Prompt:
For the data below, please report each line where the word "selected" is found.

**********

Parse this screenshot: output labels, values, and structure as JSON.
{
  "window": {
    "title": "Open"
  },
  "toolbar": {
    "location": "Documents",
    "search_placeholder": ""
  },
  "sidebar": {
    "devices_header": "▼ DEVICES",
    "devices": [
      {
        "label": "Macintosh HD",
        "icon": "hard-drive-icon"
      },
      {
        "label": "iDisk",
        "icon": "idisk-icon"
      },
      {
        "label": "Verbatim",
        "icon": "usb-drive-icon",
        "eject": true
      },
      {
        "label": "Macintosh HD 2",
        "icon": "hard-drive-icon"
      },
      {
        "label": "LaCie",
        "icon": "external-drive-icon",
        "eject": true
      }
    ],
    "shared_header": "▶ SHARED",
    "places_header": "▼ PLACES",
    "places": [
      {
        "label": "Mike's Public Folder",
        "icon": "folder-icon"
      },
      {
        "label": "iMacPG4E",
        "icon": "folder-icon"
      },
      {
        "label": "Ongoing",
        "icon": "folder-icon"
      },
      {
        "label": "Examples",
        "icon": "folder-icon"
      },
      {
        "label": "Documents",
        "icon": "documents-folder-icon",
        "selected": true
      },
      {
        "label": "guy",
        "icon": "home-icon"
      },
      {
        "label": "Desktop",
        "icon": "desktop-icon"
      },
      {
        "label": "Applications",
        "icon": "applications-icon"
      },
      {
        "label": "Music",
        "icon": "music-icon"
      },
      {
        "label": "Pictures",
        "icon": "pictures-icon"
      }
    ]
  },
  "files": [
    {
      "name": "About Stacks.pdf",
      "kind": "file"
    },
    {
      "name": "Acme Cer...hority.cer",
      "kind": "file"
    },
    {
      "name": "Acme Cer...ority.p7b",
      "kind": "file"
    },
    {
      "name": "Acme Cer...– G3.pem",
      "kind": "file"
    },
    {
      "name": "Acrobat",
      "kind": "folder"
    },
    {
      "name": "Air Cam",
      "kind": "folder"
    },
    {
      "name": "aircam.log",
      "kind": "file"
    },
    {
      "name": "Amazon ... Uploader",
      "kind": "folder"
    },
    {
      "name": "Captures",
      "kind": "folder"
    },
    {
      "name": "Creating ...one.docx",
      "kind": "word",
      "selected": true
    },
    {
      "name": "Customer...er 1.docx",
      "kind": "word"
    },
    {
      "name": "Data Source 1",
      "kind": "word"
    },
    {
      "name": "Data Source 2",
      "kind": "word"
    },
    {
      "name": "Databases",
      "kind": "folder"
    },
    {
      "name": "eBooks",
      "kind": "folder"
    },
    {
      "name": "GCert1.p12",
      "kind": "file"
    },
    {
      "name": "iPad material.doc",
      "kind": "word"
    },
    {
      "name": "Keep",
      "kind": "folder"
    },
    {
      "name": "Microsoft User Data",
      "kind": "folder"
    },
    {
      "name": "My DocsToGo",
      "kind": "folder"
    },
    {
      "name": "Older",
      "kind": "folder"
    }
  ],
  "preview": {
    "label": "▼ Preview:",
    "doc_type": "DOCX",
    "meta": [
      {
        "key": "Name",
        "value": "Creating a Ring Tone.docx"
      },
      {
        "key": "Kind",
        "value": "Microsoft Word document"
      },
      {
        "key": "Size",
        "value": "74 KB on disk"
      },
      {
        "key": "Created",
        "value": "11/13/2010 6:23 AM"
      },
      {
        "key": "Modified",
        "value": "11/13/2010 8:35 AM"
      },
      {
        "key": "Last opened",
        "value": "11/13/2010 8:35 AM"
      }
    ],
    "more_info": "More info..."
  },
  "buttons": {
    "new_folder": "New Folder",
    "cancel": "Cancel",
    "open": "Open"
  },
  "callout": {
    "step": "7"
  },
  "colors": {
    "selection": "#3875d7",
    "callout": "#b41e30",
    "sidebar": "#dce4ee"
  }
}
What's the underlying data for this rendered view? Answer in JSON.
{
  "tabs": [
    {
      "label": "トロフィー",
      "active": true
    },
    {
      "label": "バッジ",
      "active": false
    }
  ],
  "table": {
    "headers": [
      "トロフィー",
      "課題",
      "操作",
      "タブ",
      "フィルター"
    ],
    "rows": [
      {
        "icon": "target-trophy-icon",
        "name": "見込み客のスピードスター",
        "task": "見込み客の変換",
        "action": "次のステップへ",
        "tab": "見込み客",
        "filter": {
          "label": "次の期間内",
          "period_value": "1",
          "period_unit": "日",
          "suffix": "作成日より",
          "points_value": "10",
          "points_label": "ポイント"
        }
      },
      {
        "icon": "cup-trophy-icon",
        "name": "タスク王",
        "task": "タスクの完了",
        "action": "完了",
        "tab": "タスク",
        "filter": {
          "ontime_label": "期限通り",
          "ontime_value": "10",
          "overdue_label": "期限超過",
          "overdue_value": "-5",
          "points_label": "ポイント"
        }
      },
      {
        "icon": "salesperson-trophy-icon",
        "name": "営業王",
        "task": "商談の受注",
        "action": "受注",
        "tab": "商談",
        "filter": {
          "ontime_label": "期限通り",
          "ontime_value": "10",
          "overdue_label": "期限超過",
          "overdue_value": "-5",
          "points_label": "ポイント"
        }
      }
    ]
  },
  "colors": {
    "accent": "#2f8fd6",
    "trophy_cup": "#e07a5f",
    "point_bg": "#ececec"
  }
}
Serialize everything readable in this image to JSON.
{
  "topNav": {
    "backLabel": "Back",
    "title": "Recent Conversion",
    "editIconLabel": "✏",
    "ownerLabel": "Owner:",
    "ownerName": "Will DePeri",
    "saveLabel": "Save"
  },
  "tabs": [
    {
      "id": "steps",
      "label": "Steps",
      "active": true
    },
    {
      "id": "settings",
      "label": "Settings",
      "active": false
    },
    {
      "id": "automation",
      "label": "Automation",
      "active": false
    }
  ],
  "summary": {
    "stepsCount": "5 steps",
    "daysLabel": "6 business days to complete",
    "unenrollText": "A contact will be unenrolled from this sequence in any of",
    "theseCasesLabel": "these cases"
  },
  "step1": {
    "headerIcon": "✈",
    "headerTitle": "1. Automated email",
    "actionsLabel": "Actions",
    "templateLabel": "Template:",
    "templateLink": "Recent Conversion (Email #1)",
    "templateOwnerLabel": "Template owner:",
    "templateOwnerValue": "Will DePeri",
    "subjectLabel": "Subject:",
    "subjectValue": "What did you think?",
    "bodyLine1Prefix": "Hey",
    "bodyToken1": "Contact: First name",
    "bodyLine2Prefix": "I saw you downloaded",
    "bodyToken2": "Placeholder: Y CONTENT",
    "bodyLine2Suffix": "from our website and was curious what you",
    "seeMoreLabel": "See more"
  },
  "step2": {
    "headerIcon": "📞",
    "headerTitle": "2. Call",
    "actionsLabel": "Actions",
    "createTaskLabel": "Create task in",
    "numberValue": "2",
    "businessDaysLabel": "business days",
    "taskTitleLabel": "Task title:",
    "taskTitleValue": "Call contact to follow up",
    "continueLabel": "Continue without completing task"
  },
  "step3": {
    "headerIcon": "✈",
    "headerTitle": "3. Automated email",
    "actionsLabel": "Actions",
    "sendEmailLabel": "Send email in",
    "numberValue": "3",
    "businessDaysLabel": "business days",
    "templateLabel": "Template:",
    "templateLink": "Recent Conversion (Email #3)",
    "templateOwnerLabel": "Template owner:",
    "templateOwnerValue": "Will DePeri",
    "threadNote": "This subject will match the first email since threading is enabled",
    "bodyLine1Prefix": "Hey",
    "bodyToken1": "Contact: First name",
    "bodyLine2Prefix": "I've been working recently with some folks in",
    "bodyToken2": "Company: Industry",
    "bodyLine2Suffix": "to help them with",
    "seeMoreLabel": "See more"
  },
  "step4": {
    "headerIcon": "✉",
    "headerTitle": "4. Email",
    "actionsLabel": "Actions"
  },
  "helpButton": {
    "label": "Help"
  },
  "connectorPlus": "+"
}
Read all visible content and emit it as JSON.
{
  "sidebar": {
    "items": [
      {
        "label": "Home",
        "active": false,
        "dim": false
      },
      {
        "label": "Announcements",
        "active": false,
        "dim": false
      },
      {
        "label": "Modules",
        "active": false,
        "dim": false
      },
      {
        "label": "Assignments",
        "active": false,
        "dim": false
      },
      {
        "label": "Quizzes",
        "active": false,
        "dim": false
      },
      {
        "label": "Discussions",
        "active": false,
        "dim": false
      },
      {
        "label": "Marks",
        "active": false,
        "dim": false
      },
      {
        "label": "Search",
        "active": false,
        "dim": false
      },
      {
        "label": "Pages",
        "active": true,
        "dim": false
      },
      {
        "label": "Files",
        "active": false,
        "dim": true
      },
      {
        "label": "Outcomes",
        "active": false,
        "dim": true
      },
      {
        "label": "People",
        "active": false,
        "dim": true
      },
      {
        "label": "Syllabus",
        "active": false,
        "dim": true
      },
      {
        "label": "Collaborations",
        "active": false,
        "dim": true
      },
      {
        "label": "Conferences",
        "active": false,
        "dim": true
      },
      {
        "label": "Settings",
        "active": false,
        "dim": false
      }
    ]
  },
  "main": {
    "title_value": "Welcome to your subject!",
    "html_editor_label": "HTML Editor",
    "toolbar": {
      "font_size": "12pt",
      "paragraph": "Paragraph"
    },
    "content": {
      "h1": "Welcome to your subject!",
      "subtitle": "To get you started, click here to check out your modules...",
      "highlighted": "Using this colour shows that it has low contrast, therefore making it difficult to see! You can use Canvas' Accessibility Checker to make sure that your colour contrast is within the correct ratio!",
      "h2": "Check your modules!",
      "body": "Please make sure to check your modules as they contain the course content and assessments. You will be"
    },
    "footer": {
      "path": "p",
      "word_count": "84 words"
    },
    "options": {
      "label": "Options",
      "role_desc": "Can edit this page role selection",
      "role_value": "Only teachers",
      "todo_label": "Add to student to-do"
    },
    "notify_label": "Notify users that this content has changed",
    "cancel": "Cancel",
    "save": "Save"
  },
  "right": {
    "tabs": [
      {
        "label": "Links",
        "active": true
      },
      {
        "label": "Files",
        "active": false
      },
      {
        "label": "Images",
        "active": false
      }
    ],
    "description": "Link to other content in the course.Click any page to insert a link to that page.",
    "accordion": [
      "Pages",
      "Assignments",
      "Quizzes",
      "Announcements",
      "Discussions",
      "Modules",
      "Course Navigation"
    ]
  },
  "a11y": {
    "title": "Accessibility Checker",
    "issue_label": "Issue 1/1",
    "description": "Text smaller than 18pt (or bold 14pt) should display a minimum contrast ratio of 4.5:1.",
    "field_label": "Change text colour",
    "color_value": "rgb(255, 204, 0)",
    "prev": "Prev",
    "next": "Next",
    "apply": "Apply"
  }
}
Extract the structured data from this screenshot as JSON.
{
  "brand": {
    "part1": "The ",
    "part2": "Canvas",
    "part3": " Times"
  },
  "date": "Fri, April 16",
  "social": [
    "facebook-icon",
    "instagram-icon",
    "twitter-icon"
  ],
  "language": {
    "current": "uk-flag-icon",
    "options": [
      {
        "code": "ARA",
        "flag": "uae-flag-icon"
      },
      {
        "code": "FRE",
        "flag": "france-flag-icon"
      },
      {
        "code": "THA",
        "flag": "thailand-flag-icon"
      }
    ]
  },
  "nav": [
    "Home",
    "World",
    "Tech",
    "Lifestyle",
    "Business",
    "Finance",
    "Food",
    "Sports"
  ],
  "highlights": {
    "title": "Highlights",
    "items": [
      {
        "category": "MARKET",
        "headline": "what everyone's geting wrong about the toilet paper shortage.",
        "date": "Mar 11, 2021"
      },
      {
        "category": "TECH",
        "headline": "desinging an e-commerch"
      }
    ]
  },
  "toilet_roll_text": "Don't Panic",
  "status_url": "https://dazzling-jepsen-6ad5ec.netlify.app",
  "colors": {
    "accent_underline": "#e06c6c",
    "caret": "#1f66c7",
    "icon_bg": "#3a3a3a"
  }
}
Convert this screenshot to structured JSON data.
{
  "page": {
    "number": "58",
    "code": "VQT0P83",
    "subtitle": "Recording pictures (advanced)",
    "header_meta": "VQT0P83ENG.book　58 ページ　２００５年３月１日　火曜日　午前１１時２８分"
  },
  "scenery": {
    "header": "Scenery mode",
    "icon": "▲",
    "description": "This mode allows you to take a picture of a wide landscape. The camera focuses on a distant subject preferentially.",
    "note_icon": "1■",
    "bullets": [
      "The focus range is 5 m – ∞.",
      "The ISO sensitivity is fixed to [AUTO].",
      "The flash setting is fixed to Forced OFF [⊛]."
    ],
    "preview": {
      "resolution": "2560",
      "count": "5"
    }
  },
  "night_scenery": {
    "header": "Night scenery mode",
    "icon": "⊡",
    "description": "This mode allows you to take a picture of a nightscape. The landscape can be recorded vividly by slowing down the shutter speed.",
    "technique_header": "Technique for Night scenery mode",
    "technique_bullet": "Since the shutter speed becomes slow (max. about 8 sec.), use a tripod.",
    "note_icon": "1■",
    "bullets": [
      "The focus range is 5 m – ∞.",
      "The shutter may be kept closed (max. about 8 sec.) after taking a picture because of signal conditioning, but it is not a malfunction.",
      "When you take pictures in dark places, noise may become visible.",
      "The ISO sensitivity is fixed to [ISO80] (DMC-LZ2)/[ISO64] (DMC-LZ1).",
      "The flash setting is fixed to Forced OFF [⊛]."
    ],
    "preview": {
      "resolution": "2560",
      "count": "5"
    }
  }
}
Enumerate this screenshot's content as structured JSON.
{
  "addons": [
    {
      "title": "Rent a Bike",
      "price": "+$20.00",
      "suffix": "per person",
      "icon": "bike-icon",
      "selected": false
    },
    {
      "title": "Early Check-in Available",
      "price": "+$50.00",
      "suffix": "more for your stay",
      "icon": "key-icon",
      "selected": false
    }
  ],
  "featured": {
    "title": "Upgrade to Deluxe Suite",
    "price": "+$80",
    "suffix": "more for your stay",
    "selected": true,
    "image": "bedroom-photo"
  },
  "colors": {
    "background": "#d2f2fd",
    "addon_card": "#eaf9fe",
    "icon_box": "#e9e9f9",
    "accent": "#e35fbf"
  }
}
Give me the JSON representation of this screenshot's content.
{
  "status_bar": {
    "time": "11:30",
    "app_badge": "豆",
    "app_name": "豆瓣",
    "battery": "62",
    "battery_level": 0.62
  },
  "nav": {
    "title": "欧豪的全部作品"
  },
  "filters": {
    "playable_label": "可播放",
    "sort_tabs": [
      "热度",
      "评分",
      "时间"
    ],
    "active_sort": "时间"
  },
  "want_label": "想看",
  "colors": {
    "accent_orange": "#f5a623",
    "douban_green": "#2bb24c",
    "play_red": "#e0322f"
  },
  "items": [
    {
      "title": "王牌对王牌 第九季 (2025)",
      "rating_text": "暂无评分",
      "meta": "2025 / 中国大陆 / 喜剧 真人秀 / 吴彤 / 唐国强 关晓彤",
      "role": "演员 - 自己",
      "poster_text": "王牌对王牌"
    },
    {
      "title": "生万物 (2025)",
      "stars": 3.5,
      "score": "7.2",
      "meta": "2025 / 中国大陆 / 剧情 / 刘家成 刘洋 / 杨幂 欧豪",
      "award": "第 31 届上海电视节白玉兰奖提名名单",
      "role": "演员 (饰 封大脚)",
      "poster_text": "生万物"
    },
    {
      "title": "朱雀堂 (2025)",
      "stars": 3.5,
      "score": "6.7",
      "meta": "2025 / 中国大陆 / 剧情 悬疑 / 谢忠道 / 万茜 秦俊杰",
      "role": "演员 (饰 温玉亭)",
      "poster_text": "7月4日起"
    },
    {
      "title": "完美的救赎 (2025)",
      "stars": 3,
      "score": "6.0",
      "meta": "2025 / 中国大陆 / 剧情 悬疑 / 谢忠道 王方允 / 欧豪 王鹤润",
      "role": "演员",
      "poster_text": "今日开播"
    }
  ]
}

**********

Exercise output:
        "selected": true
      "selected": true
      "selected": false
      "selected": false
    "selected": true,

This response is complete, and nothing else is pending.